And he goes on to say, “What is really happening is that Washington cannot agree that countries exist that do not dance to its tune or play by its rules.” That’s the end of the quote by the Russian senator. And that, I think, hits the nail pretty squarely on the head and gets to the gist of the issue.
Syria’s crime is not kowtowing to the United States, capitulating to it. And any other countries, and there aren’t many currently, that have the courage to maintain an independent foreign policy, that have close state-to-state, diplomatic, economic and military ties with nations like Russia and China are also targeted in this.
And in a way, how I envision it, John, is that you have the United States, as a wolf outside of a pen of sheep and it’s selecting them one by one as to which it’s going to devour. And as long as the sheep permit themselves to be picked off individually and sequentially then all of them eventually are going to be victims.
And what’s needed at this point is what even the otherwise fairly timid Ban Ki-moon has reminded the world of, that at the most the use of military aggression by one state against another, and certainly not one which has military superiority that’s almost incalculable, like the United States vis-a-vis Syria, unless in immediate self-defense or with U.N. Security Council authorization, neither of which is in the offing. And that is the sentiment of Senator Ozerov from the Federation Council, who said exactly the same thing, that war outside the Security Council threatens the system of international law, the international global order.
So I think, given the gravity of the situation and the almost unprecedented comments which I just shared with you, by the head of the United Nations, the head of world’s largest religious faith and by the chairman of a key committee of the upper house of the Russian parliament, that we’re looking at something quite serious right now and that the world needs to be able to marshal all the resources it has: information, organization, moral resources, in order to combat the threat of a war against Syria, which could quite entirely possibly expand into something not only a regional conflict or conflagration, but into something that could be a global showdown.
We’ve already talked about this, John, repeatedly, that the U.S. has exploited the Syrian crisis to create a new Cold War with Russia, which is now simply indisputable, on the heels of the cancelled meeting between Obama and his Russian counterpart Vladimir Putin, the Edward Snowden affair and a number of other things. But resting at the base of it is the U.S. exploiting the Syrian crisis to berate, denigrate and threaten Russia.
We’ve heard some of the worst rhetoric coming out of Washington vis-a-vis Russia since the Cold War and even worse in certain ways, as we’ve had ample opportunity to discuss in the past.
So my plea would be that people take to heart very seriously the statements by Ban Ki-Moon, the statement by Viktor Ozerov, the statement by Pope Francis I and realize that something is so severe, so grave, so historic at this point that all efforts have to be made between now and, say, the beginning of next week when there’s likely to be a vote in both houses of the U.S. Congress, that world public opinion has to tell Washington, both the legislative and executive branch: No war! It’s against the law internationally. It’s a moral crime. And it’s an historic crime that will be judged in that manner and its perpetrators will be held accountable.

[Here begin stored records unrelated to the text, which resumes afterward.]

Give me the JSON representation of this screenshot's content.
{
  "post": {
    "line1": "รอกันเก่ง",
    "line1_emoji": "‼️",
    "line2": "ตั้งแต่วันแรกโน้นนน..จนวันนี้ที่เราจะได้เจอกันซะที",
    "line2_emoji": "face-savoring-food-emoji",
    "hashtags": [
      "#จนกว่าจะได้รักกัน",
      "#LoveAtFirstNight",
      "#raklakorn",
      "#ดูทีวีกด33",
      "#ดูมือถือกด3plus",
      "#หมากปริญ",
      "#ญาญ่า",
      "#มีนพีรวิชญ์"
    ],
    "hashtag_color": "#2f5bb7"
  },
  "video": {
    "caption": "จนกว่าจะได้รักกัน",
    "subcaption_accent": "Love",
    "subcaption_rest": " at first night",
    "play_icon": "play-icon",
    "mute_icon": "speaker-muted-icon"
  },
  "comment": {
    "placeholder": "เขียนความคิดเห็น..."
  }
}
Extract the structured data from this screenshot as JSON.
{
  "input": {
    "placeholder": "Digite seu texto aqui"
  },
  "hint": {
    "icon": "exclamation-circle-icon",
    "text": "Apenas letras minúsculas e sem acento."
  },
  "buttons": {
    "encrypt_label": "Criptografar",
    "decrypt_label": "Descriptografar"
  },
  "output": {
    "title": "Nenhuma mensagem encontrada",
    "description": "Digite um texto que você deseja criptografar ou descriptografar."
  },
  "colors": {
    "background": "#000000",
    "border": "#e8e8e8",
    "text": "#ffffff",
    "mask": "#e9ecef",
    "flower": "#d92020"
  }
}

Robles: Ok, thank you, Rick! We’re out of time! I really appreciate it!
Rozoff: Thank you, John.